Allison Vesterfelt (@allyvest) is a reader, writer, thinker, dreamer, and the author of Packing Light: Thoughts on Living Life with Less Baggage (Moody Publishers, 2014), a memoir describing how her encounter with the Bible changed her approach to living her life. Here she reads an excerpt from her book (pages 93-95) and answers a question posed by Bible Gateway.
You say your 50-state road trip was inspired by the story of The Rich Young Ruler from the Gospels. How so?
Allison Vesterfelt: A few years ago, I was going through a hard season. I was 25 years old and had just finished graduate school with a degree in Education. I was teaching English. I lived in a great apartment with a good friend. I went to a church I really loved—where I’d found good community and great friends. I’d just been approved for a home loan. And for all intents and purposes, it seemed like this was supposed to be the time in my life when all the pieces of the puzzle should fit together. I was suppose to have “arrived.” I was supposed to feel settled.
And instead, I found myself wondering: Is this it? Is this all there is?
As someone who grew up in the church, and in a Christian home, I had read the story of The Rich Young Ruler dozens, if not hundreds, of times. I’d read it in my morning quiet times. I’d studied it in Bible Study. We’d gone over it in Bible classes in college. I’d heard it preached from stage. But for whatever reason, no matter how many times I read this story, I never really thought about it as a story for me. I thought about it as a nice parable about how rich people would have a hard time getting into heaven because their physical possessions were more important to them than the “Kingdom” priorities. And since I wasn’t rich—by that I mean I drove an old car and couldn’t afford to shop at the same stores where my friends shopped and I couldn’t remember the last time I’d purchased a purse or a pair of shoes from somewhere other than Target—I figured I was safe.

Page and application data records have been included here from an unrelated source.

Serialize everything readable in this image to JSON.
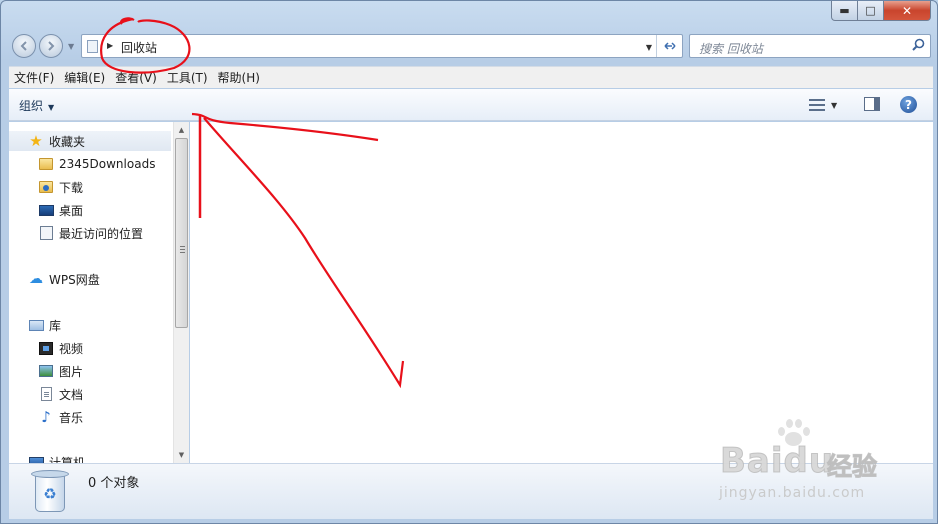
{
  "window": {
    "caption_buttons": {
      "minimize": "▬",
      "maximize": "□",
      "close": "✕"
    }
  },
  "nav": {
    "back_icon": "arrow-left-icon",
    "forward_icon": "arrow-right-icon"
  },
  "address": {
    "location": "回收站",
    "separator": "▶",
    "dropdown": "▼",
    "refresh_icon": "refresh-icon"
  },
  "search": {
    "placeholder": "搜索 回收站"
  },
  "menu": [
    "文件(F)",
    "编辑(E)",
    "查看(V)",
    "工具(T)",
    "帮助(H)"
  ],
  "toolbar": {
    "organize": "组织",
    "organize_arrow": "▼",
    "view_arrow": "▼",
    "help": "?"
  },
  "sidebar": {
    "favorites": {
      "label": "收藏夹",
      "icon": "star-icon"
    },
    "favorite_items": [
      {
        "label": "2345Downloads",
        "icon": "folder-icon"
      },
      {
        "label": "下载",
        "icon": "downloads-folder-icon"
      },
      {
        "label": "桌面",
        "icon": "desktop-icon"
      },
      {
        "label": "最近访问的位置",
        "icon": "recent-places-icon"
      }
    ],
    "wps": {
      "label": "WPS网盘",
      "icon": "cloud-icon"
    },
    "library": {
      "label": "库",
      "icon": "library-icon"
    },
    "library_items": [
      {
        "label": "视频",
        "icon": "video-icon"
      },
      {
        "label": "图片",
        "icon": "picture-icon"
      },
      {
        "label": "文档",
        "icon": "document-icon"
      },
      {
        "label": "音乐",
        "icon": "music-icon"
      }
    ],
    "computer": {
      "label": "计算机",
      "icon": "computer-icon"
    }
  },
  "status": {
    "text": "0 个对象",
    "icon": "recycle-bin-icon"
  },
  "watermark": {
    "logo": "Baidu",
    "logo_suffix": "经验",
    "url": "jingyan.baidu.com"
  },
  "colors": {
    "annotation_red": "#e8101a",
    "window_frame": "#b7cde6",
    "close_button": "#c9452d"
  }
}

I could hold onto this story for the next time I met a “rich” person, but it didn’t apply to me.
But for whatever reason, during this season, when I stumbled across this passage in my morning quiet time, the story hit me in a totally new way. If you’ve grown up in church like I did, I’m guessing you know the story—a young man comes to Jesus and says (I’m paraphrasing) “Jesus, I’ve done all the right stuff. I’ve followed all of the rules. I’ve obeyed your commandments. But now what? What am I supposed to do to get to Heaven?” Jesus tells the young man (again, I’m paraphrasing): “You’re right. You’ve done all the ‘right’ stuff. But there is one thing you lack. Go sell everything you own and give it to the poor.” Of course, the young man walks away sad because he is very wealthy.

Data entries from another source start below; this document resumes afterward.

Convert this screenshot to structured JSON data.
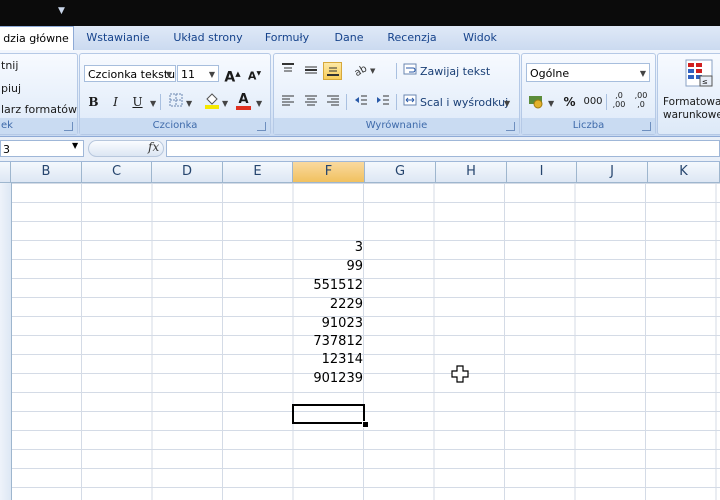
{
  "ribbon_tabs": [
    {
      "label": "dzia główne"
    },
    {
      "label": "Wstawianie"
    },
    {
      "label": "Układ strony"
    },
    {
      "label": "Formuły"
    },
    {
      "label": "Dane"
    },
    {
      "label": "Recenzja"
    },
    {
      "label": "Widok"
    }
  ],
  "clipboard": {
    "cut": "tnij",
    "copy": "piuj",
    "painter": "larz formatów",
    "label": "ek"
  },
  "font_group": {
    "font_name": "Czcionka tekstu",
    "font_size": "11",
    "label": "Czcionka",
    "bold": "B",
    "italic": "I",
    "underline": "U",
    "grow": "A",
    "shrink": "A",
    "color_a": "A"
  },
  "alignment_group": {
    "wrap_text": "Zawijaj tekst",
    "merge_center": "Scal i wyśrodkuj",
    "label": "Wyrównanie"
  },
  "number_group": {
    "format": "Ogólne",
    "label": "Liczba",
    "percent": "%",
    "thousands": "000",
    "inc_dec": ",0\n,00",
    "dec_dec": ",00\n,0"
  },
  "styles_group": {
    "conditional_line1": "Formatowa",
    "conditional_line2": "warunkowe"
  },
  "name_box": {
    "value": "3"
  },
  "fx_symbol": "fx",
  "columns": [
    "B",
    "C",
    "D",
    "E",
    "F",
    "G",
    "H",
    "I",
    "J",
    "K"
  ],
  "selected_column": "F",
  "cells_F": [
    "3",
    "99",
    "551512",
    "2229",
    "91023",
    "737812",
    "12314",
    "901239"
  ],
  "colors": {
    "accent": "#15428b",
    "selected_header": "#f1c15f",
    "font_color_bar": "#e03020",
    "fill_bar": "#f5e800"
  }
}
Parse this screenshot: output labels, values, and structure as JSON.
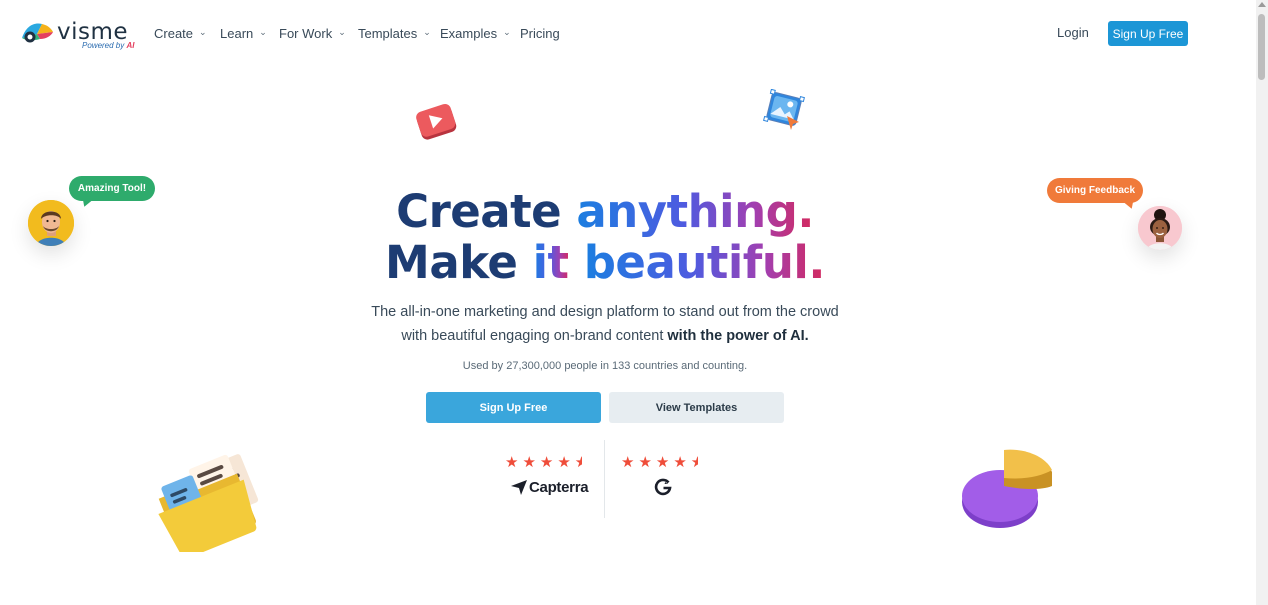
{
  "brand": {
    "name": "visme",
    "tagline_prefix": "Powered by",
    "tagline_ai": "AI"
  },
  "nav": {
    "items": [
      {
        "label": "Create",
        "has_dropdown": true
      },
      {
        "label": "Learn",
        "has_dropdown": true
      },
      {
        "label": "For Work",
        "has_dropdown": true
      },
      {
        "label": "Templates",
        "has_dropdown": true
      },
      {
        "label": "Examples",
        "has_dropdown": true
      },
      {
        "label": "Pricing",
        "has_dropdown": false
      }
    ],
    "login": "Login",
    "signup": "Sign Up Free"
  },
  "hero": {
    "line1_a": "Create",
    "line1_b": "anything.",
    "line2_a": "Make",
    "line2_b": "it",
    "line2_c": "beautiful.",
    "sub_line1": "The all-in-one marketing and design platform to stand out from the crowd",
    "sub_line2_a": "with beautiful engaging on-brand content",
    "sub_line2_b": "with the power of AI.",
    "used_by": "Used by 27,300,000 people in 133 countries and counting.",
    "cta_primary": "Sign Up Free",
    "cta_secondary": "View Templates"
  },
  "ratings": {
    "capterra": {
      "stars": 4.5,
      "name": "Capterra"
    },
    "g2": {
      "stars": 4.5,
      "name": "G2"
    }
  },
  "bubbles": {
    "left": "Amazing Tool!",
    "right": "Giving Feedback"
  },
  "colors": {
    "accent": "#1c96d6",
    "primary_button": "#3aa6dc",
    "title_navy": "#1d3c73",
    "star": "#ef4d3a",
    "bubble_green": "#2eab6c",
    "bubble_orange": "#f07a3a"
  }
}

When I read the story in this particular season of my life, it suddenly didn’t sound like a story about possessions or money at all. In fact, I identified with The Rich Young Ruler in a way I had never been able to before. I was with him. I felt like I was coming to Jesus saying, “Jesus. I’ve done all the right stuff. I obeyed my parents. I went to graduate school. I got good grades. I go to church. I’ve got a great credit score. But what about the abundant life you promised? How am I supposed to get to heaven?”

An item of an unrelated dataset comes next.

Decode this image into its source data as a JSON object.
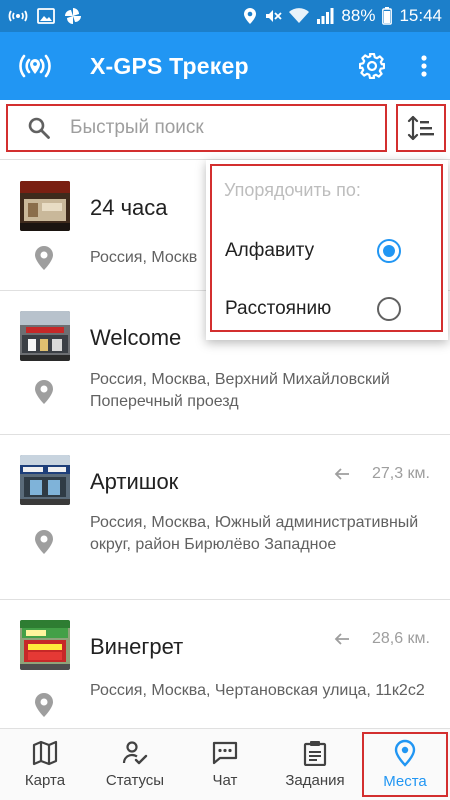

I wasn’t asking about the place you go when you die, but about Heaven—the tangible presence of Christ and the empowering of His Spirit we’re promised while still on earth.
“My life is boring. My life is dry. My life is too ordered,” I felt like telling him. And when I said it that way, I could practically feel him whisper back: “You’re right. You’ve done all the ‘right’ stuff. But there is one thing you lack. You have to let go of everything. All the stuff you think makes you so special. All of your awards and achievements. The trinkets and trophies you hold onto that make you feel so good about yourself. Your list of accomplishments. Even your attachments to friends, your ideas about yourself and how the world works—none of it is going to lead you to the Kingdom of Heaven. You’re going to have to let go of all of it.”
In that moment, I felt incredibly convicted. If I wanted the Zoe life—the vibrant—life promised in Scripture, I was going to have to be willing to live unattached to the things of this world. It wasn’t just physical possessions—although those played a part. It was also my ideas about myself, my attachment to others, my illusions of control. I was going to have to be able to let go, to live with an open hand, to trust God was able to provide for me in ways I wasn’t even able to provide for myself.
Bio: Allison Vesterfelt lives in Nashville, Tennessee with her husband, Darrell. She’s on Twitter and Facebook.